**AVAILABLE RECORDS:**
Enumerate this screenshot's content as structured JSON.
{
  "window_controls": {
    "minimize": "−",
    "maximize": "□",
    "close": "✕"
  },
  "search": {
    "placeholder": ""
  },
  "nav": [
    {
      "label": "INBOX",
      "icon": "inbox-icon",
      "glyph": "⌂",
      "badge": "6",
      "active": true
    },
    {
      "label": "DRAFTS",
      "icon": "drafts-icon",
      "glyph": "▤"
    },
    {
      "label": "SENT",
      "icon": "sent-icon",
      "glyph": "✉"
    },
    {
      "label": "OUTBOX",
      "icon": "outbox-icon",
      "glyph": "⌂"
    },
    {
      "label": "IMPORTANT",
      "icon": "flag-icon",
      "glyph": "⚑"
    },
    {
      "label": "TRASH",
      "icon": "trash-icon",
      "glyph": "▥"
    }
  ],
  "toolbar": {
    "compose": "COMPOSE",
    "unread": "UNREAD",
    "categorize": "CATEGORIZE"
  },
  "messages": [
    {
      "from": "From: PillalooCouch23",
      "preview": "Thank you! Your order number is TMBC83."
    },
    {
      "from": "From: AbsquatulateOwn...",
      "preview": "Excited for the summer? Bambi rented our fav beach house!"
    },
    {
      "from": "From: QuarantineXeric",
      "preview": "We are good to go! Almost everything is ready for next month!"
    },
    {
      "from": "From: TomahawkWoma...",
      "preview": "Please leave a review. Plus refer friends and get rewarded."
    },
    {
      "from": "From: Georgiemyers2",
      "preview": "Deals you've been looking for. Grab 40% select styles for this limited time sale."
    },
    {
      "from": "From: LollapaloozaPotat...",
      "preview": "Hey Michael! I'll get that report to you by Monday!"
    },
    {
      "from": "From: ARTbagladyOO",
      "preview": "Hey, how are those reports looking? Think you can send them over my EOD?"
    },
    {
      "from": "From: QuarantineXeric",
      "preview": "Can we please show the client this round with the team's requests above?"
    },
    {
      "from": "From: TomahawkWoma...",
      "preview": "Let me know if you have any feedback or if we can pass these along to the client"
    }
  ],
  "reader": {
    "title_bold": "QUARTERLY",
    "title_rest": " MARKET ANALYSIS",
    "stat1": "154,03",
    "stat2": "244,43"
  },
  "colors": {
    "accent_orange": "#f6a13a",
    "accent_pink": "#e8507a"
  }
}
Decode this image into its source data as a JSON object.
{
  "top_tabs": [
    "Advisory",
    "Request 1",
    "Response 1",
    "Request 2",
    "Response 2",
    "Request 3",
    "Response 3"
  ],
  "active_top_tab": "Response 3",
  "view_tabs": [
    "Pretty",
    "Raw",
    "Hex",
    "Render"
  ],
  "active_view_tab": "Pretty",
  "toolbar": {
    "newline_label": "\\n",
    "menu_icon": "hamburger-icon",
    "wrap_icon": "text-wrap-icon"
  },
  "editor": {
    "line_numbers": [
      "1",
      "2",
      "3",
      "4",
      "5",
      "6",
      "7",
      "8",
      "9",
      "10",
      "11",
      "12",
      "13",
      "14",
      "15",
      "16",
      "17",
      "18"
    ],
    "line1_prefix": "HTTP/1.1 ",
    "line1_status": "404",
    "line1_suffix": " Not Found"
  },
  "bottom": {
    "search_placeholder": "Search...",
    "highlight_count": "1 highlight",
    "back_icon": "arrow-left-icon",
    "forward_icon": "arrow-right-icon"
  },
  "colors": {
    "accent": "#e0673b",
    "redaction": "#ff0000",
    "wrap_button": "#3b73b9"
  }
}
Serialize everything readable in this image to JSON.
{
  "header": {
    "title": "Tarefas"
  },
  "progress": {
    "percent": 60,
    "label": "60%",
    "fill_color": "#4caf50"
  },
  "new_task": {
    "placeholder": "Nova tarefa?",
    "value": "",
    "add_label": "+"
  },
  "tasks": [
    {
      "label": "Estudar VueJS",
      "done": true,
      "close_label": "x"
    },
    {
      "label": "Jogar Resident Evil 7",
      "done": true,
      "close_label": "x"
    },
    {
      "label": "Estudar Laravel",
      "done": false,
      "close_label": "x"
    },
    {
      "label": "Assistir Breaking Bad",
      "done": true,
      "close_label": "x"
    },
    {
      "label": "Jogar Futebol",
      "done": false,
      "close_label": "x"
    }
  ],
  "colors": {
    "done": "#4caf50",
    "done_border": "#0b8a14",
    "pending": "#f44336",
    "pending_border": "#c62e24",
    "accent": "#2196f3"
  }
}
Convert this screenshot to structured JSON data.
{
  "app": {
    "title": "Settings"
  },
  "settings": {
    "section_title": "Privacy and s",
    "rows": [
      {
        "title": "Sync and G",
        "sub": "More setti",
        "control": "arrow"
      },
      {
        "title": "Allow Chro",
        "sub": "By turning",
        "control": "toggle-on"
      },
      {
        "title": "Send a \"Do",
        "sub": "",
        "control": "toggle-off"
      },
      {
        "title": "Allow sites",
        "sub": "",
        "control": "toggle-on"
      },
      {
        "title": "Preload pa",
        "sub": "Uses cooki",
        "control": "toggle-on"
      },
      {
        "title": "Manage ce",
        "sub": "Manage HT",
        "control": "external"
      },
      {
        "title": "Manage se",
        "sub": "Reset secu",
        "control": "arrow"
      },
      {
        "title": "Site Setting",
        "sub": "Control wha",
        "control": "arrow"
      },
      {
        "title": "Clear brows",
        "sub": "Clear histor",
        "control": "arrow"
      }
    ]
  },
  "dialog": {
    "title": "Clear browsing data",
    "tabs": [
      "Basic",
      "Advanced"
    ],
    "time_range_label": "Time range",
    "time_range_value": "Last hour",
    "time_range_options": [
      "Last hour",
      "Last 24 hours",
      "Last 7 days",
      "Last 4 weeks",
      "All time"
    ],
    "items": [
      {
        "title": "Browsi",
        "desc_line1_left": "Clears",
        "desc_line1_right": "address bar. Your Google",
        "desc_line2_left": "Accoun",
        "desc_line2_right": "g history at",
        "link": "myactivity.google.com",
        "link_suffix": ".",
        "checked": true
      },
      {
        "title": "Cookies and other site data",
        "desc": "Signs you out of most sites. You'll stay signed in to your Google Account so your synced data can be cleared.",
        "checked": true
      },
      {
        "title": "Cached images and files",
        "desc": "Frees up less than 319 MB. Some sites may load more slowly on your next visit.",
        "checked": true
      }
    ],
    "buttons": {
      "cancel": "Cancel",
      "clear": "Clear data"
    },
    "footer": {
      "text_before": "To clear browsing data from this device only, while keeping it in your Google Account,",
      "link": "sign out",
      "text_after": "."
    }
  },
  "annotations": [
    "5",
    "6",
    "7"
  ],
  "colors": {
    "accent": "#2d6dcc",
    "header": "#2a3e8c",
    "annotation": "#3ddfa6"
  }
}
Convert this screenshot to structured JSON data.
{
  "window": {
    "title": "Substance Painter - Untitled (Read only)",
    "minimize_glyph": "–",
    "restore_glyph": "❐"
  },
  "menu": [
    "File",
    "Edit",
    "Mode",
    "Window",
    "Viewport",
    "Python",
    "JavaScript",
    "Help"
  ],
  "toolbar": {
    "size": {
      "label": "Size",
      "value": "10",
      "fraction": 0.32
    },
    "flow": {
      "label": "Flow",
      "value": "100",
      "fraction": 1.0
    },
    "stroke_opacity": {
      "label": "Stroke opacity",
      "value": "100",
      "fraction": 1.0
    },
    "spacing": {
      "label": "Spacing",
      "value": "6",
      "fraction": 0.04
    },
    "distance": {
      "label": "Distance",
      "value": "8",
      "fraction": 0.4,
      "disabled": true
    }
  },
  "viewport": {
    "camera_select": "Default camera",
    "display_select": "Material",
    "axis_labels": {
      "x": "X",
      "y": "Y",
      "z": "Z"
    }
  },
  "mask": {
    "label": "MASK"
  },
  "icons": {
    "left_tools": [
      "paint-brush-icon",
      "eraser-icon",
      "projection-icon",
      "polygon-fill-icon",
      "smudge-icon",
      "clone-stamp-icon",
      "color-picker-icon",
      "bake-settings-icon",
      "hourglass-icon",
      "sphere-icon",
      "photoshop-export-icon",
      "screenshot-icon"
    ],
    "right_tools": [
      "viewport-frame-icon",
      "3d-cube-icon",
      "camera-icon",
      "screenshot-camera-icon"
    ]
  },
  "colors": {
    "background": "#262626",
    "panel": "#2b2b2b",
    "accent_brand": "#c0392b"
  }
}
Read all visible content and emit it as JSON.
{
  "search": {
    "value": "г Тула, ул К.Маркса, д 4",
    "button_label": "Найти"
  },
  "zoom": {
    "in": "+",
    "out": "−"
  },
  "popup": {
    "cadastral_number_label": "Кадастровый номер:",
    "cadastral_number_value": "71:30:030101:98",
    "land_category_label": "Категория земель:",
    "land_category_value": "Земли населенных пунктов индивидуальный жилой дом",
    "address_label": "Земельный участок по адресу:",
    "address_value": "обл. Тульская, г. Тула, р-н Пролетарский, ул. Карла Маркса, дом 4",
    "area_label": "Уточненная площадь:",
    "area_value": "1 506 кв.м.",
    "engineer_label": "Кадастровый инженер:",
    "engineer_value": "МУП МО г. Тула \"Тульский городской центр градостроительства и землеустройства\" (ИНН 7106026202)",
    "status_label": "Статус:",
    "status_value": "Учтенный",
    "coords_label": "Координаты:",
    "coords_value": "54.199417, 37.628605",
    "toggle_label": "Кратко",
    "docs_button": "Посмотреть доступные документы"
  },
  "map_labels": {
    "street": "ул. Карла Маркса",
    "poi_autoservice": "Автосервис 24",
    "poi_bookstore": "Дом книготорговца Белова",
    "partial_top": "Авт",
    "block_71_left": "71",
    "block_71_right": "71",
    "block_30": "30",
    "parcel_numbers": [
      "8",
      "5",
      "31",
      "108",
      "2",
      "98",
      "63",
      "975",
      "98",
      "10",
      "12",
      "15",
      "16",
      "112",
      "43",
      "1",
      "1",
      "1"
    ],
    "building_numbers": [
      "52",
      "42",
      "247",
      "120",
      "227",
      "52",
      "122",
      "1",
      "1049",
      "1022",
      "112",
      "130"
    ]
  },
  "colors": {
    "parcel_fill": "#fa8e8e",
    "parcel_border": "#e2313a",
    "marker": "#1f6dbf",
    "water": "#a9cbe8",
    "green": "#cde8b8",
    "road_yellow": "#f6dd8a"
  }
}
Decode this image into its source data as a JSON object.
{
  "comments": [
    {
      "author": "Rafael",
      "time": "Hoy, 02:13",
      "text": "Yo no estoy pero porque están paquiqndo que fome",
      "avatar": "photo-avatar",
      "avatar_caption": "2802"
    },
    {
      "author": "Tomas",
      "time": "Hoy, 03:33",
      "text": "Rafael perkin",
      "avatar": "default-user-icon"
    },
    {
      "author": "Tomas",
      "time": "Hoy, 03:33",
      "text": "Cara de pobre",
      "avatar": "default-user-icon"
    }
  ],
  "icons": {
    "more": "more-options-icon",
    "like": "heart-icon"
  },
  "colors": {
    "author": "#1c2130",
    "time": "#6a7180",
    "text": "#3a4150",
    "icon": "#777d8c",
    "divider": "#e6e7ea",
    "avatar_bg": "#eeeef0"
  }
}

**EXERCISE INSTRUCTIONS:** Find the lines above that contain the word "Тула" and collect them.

**RESULT:**
    "value": "г Тула, ул К.Маркса, д 4",
    "address_value": "обл. Тульская, г. Тула, р-н Пролетарский, ул. Карла Маркса, дом 4",
    "engineer_value": "МУП МО г. Тула \"Тульский городской центр градостроительства и землеустройства\" (ИНН 7106026202)",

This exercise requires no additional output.